■ **ASSIGNMENT**:
For this exercise, copy each line of the records that contains the word "heading".

Content starts

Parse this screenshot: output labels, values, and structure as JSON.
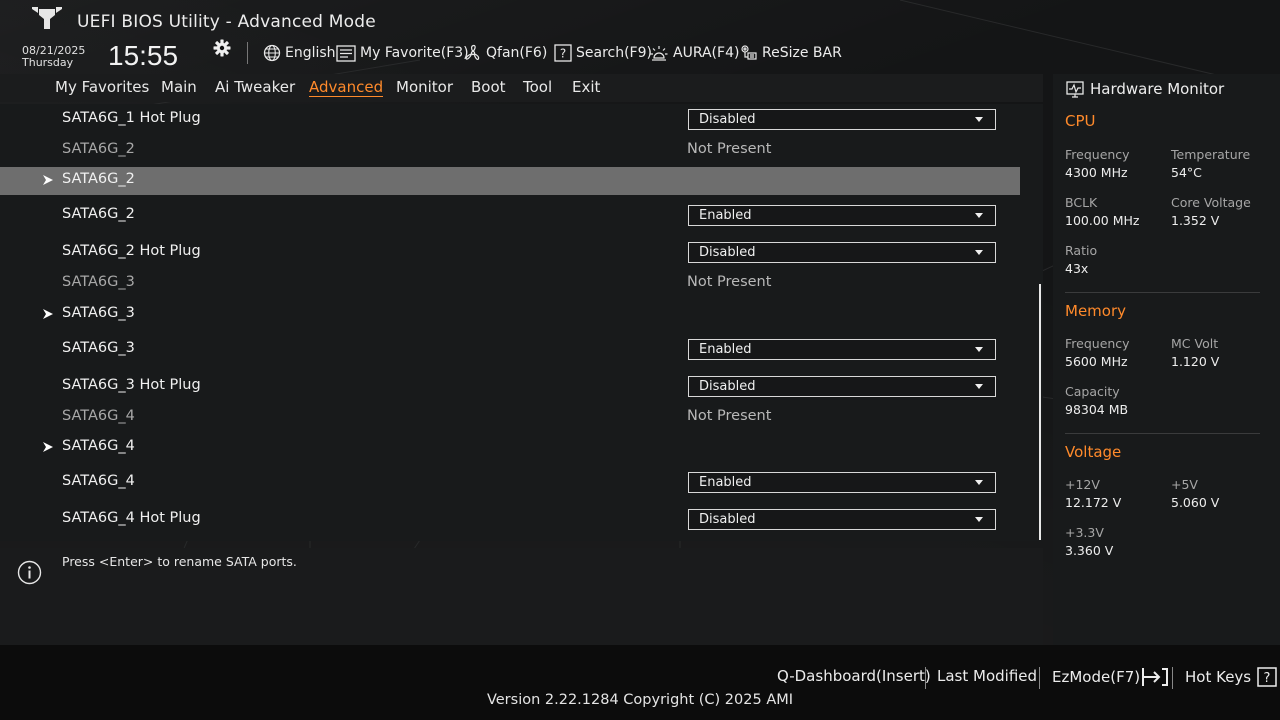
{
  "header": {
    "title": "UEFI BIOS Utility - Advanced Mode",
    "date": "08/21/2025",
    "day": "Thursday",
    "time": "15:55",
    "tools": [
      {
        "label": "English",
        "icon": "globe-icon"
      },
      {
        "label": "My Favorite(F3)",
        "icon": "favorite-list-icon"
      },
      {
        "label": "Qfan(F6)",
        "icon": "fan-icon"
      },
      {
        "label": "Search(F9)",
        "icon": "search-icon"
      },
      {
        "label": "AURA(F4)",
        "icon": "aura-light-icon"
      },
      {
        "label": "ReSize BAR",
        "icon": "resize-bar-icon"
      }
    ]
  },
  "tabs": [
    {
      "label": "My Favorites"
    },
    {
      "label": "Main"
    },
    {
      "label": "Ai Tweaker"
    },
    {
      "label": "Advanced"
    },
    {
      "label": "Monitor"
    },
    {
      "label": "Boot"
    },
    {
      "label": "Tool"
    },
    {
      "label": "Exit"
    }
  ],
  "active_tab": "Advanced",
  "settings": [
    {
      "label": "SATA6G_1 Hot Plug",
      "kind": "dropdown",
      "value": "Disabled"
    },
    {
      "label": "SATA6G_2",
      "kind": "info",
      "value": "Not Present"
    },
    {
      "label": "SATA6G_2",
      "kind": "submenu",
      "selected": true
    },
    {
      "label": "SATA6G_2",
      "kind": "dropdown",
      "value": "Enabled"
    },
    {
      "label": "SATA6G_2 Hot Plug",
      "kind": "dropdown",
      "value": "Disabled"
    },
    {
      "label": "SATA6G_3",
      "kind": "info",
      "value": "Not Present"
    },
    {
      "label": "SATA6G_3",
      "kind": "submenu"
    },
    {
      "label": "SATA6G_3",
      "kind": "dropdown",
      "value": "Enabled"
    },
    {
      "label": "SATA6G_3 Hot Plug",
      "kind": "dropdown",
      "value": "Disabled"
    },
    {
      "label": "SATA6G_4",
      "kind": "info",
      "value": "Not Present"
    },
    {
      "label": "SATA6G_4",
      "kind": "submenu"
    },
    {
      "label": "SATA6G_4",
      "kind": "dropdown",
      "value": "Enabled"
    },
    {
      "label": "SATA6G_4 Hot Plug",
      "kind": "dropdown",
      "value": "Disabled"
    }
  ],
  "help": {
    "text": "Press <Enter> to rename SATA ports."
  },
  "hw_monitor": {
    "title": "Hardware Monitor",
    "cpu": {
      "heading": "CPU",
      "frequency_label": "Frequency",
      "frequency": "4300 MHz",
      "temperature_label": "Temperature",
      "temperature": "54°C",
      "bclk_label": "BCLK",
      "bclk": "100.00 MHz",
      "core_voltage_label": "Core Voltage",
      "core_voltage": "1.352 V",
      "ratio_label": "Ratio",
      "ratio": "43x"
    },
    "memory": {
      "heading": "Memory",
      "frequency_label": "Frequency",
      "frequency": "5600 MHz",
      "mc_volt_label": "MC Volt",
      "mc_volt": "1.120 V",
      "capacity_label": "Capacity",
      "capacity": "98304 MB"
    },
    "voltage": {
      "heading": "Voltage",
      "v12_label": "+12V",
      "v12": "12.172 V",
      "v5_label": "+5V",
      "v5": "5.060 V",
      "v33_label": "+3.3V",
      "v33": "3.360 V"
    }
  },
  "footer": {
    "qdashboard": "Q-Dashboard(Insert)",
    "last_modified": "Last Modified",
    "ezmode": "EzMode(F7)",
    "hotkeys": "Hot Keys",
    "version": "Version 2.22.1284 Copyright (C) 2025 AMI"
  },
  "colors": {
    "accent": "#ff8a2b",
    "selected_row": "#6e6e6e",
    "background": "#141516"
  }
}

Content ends
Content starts

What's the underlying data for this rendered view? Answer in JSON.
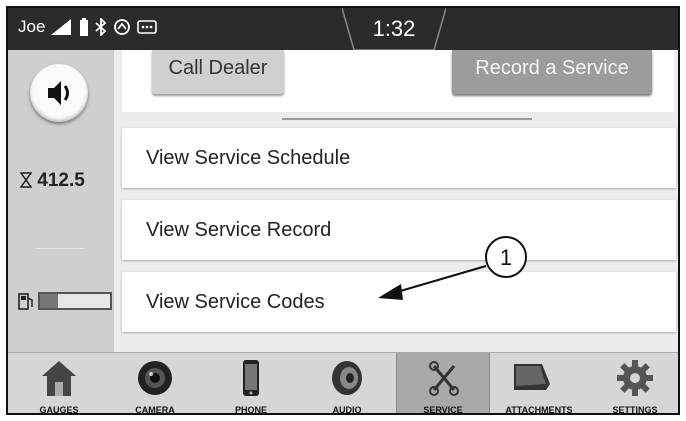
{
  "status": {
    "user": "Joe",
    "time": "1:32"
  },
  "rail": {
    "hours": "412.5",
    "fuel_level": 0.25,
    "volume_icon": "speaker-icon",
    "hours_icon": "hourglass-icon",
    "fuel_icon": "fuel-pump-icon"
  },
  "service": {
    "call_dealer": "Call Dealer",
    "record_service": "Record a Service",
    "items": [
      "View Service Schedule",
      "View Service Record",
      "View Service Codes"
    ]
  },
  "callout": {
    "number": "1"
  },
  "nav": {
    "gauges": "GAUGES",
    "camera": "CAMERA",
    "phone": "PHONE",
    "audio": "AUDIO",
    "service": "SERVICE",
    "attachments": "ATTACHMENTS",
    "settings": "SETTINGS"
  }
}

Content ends
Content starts

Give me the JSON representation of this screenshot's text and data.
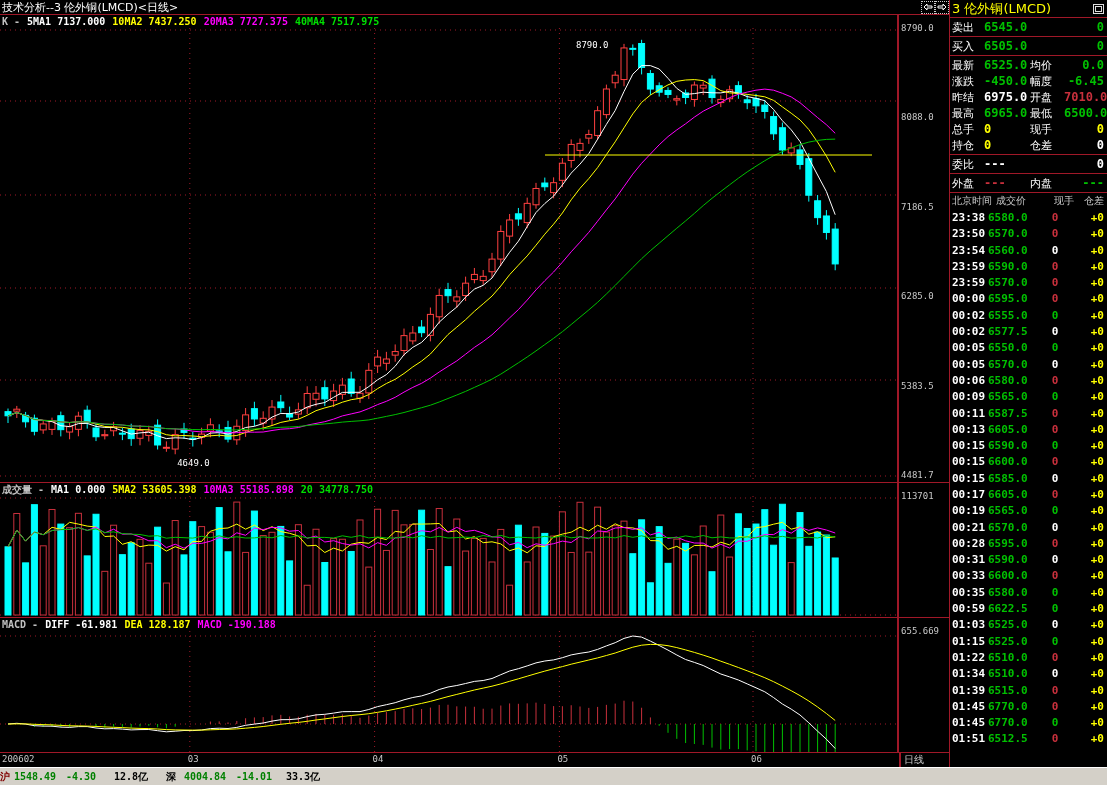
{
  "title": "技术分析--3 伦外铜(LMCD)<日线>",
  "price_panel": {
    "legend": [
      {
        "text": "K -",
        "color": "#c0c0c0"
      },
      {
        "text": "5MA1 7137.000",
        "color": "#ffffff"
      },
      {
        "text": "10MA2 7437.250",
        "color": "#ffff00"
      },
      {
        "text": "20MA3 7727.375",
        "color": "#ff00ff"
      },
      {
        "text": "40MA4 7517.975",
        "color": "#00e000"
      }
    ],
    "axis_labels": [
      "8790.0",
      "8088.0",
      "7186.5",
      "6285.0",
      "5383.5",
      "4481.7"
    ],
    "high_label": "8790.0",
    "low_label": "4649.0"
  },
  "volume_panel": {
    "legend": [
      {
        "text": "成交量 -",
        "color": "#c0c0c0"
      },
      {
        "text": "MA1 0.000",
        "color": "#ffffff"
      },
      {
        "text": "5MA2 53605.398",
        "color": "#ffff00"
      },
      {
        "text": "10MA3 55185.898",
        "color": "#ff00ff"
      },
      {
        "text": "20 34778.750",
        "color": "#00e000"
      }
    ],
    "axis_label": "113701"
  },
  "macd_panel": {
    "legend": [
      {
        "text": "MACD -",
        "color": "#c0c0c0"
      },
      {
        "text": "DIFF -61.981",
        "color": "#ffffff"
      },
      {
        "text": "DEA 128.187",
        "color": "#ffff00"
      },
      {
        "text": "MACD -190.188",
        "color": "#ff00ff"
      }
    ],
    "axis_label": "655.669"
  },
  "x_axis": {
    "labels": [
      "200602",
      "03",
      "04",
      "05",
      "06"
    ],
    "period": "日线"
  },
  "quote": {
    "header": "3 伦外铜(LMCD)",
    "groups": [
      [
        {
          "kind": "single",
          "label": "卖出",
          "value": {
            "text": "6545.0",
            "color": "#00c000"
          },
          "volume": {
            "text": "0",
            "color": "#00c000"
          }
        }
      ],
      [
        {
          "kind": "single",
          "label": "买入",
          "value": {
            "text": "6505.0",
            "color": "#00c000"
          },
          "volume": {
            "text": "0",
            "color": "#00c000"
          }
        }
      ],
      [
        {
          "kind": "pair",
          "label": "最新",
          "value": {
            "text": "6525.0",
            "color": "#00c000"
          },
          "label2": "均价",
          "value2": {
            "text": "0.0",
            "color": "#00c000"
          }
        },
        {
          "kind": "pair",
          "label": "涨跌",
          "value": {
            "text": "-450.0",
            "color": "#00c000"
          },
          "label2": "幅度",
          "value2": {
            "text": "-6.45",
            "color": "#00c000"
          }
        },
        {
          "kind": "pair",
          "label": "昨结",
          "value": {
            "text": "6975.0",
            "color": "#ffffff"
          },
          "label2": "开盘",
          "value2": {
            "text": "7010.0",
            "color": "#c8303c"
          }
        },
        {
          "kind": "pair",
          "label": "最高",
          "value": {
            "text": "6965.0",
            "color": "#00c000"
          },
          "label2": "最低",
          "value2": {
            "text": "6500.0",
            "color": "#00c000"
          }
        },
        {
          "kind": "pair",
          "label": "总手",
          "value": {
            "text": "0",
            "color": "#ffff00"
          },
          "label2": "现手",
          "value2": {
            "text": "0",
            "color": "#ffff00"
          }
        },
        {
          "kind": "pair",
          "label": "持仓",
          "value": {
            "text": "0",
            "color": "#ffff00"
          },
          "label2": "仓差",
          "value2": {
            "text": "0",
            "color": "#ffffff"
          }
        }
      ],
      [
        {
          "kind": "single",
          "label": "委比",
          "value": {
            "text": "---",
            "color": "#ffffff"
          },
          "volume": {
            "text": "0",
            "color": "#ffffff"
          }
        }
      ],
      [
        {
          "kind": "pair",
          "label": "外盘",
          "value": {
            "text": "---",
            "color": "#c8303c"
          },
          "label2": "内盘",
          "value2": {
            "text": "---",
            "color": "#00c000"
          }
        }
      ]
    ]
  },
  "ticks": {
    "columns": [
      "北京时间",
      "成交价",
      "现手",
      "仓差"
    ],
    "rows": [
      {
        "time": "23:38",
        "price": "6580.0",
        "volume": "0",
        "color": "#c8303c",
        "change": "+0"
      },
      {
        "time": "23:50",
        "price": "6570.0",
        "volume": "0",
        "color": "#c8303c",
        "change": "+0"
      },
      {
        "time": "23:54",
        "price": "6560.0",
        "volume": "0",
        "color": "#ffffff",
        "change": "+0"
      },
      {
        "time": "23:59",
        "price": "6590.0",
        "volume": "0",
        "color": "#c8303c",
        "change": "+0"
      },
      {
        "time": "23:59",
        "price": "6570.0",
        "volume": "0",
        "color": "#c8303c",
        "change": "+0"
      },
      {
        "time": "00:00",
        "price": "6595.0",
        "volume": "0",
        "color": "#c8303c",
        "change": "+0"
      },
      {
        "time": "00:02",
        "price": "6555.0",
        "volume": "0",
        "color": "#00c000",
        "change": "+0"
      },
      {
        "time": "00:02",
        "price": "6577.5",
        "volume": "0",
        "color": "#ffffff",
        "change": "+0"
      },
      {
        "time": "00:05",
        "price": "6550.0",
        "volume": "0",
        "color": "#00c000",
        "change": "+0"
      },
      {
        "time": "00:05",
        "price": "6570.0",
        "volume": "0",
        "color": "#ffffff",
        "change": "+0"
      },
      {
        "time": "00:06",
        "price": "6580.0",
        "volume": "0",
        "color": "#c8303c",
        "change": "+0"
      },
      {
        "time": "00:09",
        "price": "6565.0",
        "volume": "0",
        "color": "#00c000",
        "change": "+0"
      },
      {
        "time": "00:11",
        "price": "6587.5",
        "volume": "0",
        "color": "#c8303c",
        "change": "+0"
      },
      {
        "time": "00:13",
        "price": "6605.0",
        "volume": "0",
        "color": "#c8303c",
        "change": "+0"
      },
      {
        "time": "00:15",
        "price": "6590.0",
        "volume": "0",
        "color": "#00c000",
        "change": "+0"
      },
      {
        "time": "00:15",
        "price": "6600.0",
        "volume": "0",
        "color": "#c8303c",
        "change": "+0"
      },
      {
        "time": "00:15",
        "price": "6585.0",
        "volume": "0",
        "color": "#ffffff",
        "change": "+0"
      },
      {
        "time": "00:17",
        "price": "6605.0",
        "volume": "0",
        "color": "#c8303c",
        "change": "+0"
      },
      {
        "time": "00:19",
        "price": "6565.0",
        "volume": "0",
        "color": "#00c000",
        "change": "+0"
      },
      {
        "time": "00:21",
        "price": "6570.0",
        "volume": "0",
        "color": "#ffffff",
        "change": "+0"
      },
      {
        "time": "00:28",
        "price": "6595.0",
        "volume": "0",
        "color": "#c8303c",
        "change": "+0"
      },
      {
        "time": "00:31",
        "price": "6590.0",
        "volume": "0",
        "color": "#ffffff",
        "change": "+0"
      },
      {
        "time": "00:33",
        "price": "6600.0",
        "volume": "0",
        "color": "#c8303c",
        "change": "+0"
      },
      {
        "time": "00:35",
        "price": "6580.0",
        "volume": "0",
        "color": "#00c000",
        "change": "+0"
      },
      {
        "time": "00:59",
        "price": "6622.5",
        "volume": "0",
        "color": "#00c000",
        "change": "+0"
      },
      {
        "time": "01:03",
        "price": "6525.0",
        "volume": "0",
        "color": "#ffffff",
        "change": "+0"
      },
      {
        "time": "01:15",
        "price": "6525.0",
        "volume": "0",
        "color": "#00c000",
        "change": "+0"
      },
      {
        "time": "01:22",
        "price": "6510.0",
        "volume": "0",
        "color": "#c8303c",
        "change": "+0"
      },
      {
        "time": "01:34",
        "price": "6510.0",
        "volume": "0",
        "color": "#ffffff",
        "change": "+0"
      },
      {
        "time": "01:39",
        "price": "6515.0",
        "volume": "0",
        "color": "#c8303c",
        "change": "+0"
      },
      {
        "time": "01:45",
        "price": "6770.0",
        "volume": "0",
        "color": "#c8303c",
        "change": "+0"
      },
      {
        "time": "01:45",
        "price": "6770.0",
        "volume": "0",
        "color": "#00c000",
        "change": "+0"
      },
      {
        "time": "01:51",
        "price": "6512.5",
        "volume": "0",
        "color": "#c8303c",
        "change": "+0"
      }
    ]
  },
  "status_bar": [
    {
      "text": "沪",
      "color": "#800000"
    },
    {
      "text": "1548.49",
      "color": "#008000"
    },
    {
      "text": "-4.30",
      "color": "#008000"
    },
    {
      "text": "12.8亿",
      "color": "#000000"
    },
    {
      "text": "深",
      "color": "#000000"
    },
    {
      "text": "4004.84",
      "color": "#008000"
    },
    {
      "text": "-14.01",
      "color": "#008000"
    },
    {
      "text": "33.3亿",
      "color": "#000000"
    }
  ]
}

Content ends

■ **WRITTEN ANSWER**:
      "heading": "CPU",
      "heading": "Memory",
      "heading": "Voltage",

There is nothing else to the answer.